- [Task item]: Look through the data below and show every line that includes "What".

=== Material for this exercise ===

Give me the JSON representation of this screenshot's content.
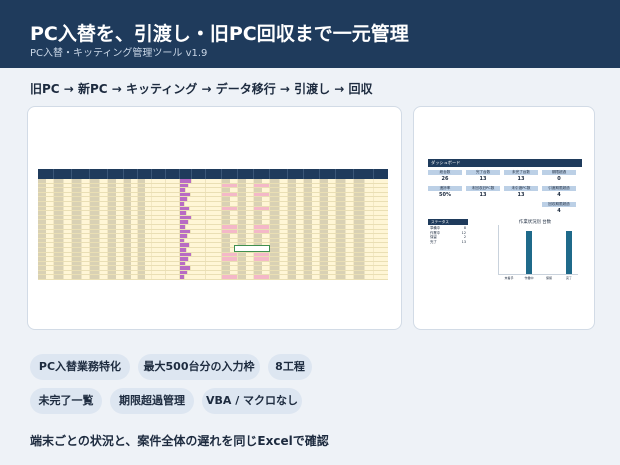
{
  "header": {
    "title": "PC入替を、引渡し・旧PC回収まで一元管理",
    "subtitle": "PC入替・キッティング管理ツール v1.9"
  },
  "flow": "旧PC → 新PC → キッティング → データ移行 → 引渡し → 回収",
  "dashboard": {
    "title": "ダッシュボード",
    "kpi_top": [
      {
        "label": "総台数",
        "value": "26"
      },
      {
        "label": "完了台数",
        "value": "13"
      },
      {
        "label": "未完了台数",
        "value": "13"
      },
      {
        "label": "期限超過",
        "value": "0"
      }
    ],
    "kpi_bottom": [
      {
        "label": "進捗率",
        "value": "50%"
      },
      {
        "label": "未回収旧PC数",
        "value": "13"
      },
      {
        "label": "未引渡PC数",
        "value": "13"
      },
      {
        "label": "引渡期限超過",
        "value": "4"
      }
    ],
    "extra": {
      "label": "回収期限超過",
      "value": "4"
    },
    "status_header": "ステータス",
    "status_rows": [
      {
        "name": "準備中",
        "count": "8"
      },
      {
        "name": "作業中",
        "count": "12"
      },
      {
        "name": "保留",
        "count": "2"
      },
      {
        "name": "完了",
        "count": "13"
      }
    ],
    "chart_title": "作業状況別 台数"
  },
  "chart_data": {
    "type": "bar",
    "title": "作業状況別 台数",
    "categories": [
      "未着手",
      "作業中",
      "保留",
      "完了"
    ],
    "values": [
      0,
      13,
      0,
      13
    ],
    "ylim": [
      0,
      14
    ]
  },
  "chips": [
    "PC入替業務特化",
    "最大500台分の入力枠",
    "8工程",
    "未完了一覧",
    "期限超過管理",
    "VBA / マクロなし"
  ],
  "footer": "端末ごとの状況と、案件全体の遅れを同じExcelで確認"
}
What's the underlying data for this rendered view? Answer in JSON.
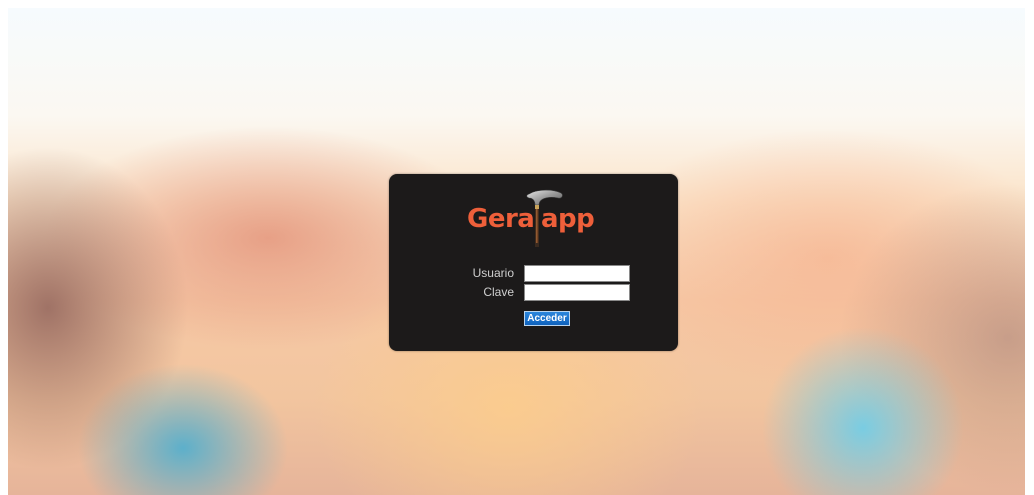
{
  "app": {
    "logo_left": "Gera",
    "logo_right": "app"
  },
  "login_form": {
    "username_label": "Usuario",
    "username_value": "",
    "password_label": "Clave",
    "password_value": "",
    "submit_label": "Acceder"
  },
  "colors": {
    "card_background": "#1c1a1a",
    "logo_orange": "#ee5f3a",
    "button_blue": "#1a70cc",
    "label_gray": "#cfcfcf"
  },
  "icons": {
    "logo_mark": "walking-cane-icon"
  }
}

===
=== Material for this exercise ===

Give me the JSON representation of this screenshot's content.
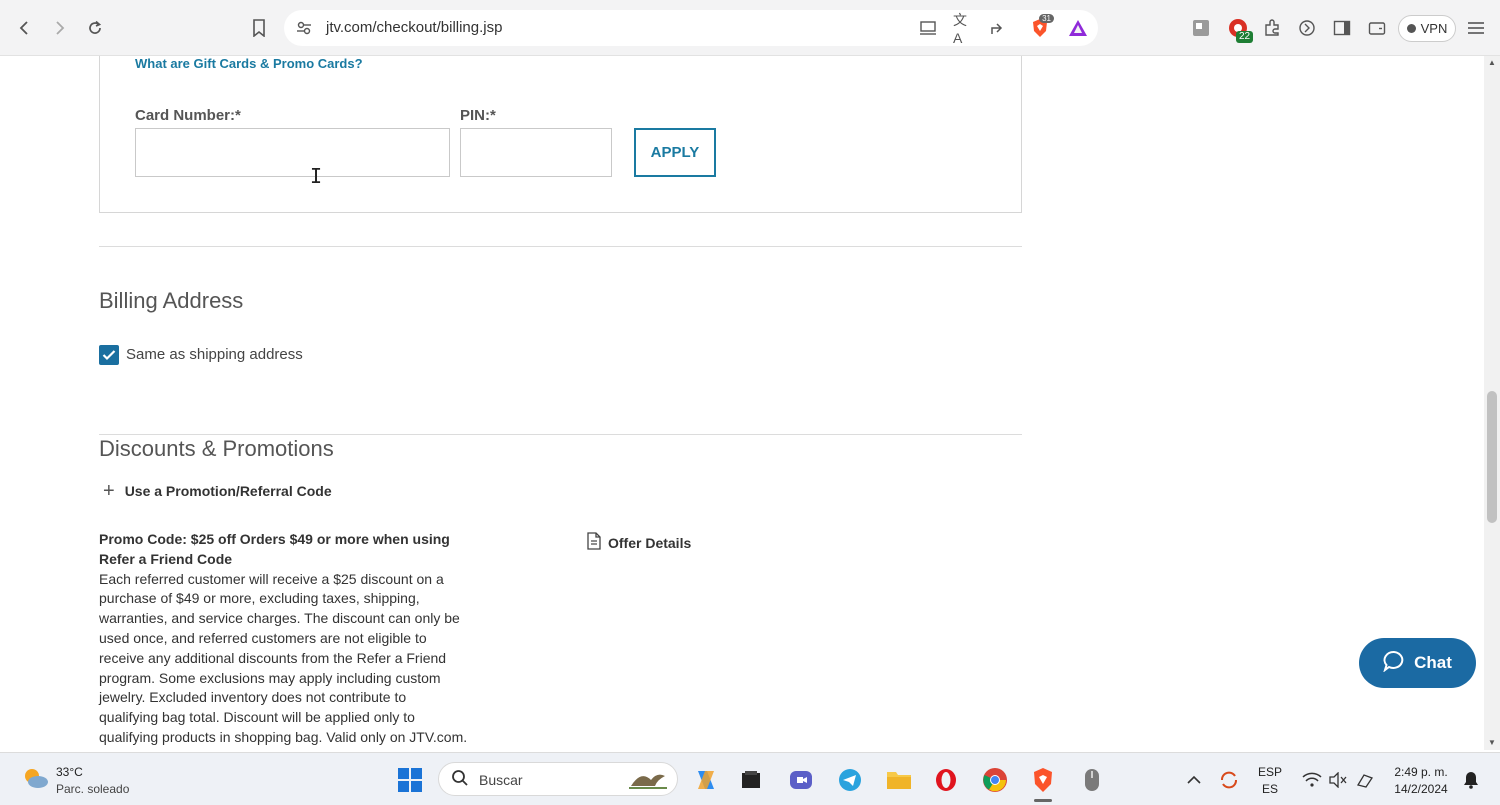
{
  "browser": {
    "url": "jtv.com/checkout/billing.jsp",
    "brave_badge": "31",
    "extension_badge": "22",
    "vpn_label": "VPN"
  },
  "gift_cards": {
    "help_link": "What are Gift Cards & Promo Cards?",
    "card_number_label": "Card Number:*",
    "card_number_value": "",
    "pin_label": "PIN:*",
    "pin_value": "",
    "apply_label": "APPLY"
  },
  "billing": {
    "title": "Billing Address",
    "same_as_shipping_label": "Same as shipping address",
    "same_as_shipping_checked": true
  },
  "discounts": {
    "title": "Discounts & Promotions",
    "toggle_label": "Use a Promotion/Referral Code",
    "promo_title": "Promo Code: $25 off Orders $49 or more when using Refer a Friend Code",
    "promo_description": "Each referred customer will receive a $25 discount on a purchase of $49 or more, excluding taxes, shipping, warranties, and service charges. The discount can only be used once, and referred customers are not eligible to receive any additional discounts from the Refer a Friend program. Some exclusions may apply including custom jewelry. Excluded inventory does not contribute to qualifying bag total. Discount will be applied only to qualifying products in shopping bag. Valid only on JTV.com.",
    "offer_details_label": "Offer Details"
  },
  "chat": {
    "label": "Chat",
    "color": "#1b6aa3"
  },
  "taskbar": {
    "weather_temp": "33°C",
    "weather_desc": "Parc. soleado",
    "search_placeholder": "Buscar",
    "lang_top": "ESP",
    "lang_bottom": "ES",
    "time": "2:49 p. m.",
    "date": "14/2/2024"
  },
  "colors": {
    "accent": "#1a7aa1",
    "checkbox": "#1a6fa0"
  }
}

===

- [Response box]:
What's the underlying data for this rendered view? Answer in JSON.
    "help_link": "What are Gift Cards & Promo Cards?",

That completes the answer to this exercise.